▶ Given records
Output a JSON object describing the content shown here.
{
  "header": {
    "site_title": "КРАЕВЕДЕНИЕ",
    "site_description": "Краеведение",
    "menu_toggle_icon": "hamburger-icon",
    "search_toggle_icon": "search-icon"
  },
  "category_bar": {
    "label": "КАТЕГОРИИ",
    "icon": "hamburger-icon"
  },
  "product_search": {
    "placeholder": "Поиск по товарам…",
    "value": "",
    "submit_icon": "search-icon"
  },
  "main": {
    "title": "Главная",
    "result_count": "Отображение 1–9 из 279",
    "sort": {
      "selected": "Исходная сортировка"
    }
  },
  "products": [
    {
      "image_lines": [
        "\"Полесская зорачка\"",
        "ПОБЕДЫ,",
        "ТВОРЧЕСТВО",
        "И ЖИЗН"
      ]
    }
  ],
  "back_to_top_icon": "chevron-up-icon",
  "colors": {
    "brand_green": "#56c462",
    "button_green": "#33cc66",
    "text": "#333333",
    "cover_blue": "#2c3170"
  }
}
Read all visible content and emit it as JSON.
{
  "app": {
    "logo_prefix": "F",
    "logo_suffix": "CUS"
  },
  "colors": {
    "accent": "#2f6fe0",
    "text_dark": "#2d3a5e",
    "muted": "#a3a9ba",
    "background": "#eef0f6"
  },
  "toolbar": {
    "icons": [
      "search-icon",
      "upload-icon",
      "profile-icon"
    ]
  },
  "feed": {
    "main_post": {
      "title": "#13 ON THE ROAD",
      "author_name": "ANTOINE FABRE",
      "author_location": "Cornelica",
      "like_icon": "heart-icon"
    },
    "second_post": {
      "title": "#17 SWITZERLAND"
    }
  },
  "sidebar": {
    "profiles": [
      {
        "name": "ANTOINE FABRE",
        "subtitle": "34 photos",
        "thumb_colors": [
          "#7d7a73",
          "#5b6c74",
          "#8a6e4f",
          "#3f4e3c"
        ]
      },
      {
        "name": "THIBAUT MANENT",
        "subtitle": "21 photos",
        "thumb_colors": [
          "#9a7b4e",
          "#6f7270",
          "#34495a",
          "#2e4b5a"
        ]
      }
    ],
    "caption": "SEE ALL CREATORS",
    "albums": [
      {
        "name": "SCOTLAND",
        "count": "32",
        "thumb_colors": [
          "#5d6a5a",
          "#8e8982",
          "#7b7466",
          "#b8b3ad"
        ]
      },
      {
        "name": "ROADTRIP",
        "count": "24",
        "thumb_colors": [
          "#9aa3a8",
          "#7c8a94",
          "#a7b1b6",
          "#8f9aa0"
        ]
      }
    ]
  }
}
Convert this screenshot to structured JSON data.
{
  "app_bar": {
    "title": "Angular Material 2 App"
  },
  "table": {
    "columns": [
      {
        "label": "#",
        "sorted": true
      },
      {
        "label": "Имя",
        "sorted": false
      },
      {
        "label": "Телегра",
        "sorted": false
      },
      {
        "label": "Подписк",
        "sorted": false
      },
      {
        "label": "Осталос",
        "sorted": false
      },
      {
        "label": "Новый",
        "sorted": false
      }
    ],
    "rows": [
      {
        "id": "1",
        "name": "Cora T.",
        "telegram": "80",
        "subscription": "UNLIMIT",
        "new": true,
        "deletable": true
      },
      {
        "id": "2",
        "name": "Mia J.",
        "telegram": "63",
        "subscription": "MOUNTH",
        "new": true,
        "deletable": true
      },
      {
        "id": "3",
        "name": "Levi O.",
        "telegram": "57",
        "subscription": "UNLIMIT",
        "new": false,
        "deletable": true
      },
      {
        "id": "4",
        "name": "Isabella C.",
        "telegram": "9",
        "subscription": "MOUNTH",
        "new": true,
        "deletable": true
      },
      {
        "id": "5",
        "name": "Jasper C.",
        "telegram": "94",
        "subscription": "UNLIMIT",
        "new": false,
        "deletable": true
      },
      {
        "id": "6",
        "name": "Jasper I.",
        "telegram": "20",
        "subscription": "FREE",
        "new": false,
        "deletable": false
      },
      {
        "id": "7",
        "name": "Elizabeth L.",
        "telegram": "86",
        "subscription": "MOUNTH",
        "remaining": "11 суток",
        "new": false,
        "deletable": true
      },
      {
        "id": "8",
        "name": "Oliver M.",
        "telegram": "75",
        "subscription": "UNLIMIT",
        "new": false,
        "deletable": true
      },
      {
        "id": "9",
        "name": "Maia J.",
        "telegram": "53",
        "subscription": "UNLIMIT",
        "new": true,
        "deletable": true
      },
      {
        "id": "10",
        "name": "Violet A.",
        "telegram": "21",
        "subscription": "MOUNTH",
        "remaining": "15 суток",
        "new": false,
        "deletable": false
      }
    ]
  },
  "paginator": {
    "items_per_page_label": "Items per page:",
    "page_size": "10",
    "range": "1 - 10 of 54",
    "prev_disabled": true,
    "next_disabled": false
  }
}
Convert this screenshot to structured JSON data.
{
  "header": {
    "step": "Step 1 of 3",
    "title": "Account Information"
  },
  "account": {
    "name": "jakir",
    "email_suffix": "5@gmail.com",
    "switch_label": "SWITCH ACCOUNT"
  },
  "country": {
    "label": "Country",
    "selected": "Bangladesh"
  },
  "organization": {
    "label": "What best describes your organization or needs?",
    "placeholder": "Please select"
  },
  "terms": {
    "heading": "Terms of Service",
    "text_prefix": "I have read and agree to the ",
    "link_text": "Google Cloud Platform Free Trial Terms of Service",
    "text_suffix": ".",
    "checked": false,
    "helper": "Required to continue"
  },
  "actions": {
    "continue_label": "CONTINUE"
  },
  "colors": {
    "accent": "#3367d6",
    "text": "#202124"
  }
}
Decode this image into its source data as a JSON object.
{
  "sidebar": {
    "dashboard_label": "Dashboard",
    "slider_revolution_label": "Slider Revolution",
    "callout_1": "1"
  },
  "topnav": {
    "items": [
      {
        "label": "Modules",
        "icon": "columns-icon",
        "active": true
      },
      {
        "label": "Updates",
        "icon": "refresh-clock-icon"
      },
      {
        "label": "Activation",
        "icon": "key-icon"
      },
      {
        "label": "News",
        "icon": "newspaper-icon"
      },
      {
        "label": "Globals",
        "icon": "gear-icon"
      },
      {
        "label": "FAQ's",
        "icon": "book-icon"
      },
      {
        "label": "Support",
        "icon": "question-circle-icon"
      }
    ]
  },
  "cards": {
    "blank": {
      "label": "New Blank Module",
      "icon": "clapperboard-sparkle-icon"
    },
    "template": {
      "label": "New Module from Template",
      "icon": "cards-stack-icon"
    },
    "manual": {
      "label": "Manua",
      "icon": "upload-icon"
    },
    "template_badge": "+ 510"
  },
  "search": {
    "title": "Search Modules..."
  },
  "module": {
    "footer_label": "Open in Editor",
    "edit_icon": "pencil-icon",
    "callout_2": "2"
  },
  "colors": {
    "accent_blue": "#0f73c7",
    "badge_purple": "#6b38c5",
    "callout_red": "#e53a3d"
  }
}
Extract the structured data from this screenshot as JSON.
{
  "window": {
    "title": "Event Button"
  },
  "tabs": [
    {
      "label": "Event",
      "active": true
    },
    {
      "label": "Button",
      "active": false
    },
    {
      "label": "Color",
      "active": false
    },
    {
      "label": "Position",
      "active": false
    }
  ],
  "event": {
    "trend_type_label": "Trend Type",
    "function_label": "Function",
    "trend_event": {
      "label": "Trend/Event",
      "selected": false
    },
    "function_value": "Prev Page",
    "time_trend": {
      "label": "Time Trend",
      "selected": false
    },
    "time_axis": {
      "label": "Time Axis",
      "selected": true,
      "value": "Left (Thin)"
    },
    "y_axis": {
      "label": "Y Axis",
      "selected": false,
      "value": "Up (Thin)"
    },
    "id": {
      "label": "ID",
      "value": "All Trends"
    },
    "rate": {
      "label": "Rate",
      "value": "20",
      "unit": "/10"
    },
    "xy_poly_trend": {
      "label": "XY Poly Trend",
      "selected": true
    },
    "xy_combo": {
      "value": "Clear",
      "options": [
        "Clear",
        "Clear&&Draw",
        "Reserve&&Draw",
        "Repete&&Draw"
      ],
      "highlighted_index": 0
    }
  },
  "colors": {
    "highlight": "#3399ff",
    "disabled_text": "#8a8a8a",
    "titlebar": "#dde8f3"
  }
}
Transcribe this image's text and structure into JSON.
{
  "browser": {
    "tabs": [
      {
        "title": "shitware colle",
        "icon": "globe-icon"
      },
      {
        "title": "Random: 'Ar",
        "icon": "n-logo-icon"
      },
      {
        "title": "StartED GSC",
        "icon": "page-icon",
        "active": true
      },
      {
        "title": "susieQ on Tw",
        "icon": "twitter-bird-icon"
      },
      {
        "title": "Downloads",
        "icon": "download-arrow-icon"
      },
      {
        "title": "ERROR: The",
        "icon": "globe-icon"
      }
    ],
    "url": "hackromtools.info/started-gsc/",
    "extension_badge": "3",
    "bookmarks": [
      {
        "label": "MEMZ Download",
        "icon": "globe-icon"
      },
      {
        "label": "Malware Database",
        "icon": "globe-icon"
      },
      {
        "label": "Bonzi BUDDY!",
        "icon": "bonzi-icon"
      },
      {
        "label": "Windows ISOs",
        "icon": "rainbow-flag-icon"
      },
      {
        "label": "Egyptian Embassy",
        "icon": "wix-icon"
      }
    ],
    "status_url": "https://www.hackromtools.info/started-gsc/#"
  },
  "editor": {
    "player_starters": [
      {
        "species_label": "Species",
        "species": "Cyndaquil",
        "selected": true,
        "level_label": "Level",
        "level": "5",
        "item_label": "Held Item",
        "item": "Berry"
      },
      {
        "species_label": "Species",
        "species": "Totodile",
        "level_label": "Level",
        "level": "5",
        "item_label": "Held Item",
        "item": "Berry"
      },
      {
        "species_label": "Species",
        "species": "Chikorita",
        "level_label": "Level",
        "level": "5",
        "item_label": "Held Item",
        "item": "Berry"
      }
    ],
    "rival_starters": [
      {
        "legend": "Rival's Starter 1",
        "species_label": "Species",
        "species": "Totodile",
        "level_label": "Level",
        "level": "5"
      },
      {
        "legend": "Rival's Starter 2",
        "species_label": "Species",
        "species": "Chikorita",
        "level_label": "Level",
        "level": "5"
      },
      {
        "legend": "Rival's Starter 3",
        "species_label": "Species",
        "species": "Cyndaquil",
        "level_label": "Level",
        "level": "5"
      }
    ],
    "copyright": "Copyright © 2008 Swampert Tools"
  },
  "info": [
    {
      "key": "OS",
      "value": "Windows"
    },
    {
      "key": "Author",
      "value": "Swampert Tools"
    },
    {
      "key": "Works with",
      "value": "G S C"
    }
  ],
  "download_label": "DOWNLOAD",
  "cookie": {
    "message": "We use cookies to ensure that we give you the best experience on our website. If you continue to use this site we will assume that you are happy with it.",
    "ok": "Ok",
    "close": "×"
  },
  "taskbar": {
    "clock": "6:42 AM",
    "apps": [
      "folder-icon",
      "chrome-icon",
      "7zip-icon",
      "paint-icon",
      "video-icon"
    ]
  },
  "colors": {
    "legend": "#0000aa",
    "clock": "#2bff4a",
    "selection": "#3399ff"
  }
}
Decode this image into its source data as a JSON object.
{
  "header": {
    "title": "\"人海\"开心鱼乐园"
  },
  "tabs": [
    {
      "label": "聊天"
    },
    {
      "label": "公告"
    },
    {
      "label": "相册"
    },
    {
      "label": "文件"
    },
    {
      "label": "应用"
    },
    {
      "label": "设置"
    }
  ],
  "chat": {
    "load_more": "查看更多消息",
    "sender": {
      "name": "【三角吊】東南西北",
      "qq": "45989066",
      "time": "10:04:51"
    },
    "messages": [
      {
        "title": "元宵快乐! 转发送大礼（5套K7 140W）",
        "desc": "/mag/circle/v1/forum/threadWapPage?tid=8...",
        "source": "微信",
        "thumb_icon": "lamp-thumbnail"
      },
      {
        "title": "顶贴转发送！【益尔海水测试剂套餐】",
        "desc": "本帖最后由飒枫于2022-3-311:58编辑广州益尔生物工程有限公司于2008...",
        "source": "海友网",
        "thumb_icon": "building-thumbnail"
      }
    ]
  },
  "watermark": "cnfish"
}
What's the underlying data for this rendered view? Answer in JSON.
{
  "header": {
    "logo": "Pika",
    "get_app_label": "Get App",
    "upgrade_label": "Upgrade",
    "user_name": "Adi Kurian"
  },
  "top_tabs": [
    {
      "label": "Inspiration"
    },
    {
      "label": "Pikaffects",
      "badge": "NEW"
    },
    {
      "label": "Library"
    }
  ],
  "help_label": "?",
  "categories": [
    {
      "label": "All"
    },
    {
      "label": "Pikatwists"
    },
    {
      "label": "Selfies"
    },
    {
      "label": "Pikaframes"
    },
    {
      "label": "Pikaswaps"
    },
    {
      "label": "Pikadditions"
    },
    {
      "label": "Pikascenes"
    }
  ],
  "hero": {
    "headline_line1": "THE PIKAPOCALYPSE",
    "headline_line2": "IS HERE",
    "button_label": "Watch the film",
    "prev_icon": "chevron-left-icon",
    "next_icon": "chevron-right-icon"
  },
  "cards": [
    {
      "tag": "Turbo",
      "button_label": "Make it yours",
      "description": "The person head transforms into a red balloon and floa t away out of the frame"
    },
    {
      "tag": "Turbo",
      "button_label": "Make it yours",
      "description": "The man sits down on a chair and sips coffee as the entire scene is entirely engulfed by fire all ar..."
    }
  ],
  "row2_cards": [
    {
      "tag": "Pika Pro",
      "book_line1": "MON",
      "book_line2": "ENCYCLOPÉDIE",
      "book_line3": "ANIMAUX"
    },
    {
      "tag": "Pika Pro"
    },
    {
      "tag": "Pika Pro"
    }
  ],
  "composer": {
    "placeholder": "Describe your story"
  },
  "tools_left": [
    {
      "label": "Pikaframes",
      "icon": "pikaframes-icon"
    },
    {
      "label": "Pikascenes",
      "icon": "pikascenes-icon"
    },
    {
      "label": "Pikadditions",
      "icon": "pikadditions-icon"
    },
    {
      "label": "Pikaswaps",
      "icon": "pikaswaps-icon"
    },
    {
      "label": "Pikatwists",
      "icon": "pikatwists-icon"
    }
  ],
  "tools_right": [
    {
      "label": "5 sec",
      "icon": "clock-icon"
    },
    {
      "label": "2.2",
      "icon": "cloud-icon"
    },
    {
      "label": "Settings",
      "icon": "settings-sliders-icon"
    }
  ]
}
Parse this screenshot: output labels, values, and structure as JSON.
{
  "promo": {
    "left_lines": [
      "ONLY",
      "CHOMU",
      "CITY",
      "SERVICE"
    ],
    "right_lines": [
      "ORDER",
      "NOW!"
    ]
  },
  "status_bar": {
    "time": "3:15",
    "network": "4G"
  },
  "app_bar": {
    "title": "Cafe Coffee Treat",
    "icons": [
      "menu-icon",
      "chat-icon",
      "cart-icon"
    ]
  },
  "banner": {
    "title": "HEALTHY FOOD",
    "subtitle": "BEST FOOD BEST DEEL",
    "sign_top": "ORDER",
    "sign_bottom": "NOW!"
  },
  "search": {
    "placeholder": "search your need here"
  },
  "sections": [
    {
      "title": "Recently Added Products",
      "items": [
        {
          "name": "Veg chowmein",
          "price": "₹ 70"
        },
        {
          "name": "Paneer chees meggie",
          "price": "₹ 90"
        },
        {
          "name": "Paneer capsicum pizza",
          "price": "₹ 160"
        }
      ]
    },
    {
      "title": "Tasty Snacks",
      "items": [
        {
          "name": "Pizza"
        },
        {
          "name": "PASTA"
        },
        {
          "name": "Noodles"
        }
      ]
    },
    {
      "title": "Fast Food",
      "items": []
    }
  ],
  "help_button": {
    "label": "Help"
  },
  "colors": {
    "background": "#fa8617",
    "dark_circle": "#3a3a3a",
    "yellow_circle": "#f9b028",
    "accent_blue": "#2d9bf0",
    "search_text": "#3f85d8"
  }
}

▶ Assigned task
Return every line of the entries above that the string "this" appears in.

▶ Expected answer
Convert this screenshot to structured JSON data.
Convert this screenshot to structured JSON data.
Decode this image into its source data as a JSON object.
Extract the structured data from this screenshot as JSON.
Transcribe this image's text and structure into JSON.
    "message": "We use cookies to ensure that we give you the best experience on our website. If you continue to use this site we will assume that you are happy with it.",
Decode this image into its source data as a JSON object.
What's the underlying data for this rendered view? Answer in JSON.
Parse this screenshot: output labels, values, and structure as JSON.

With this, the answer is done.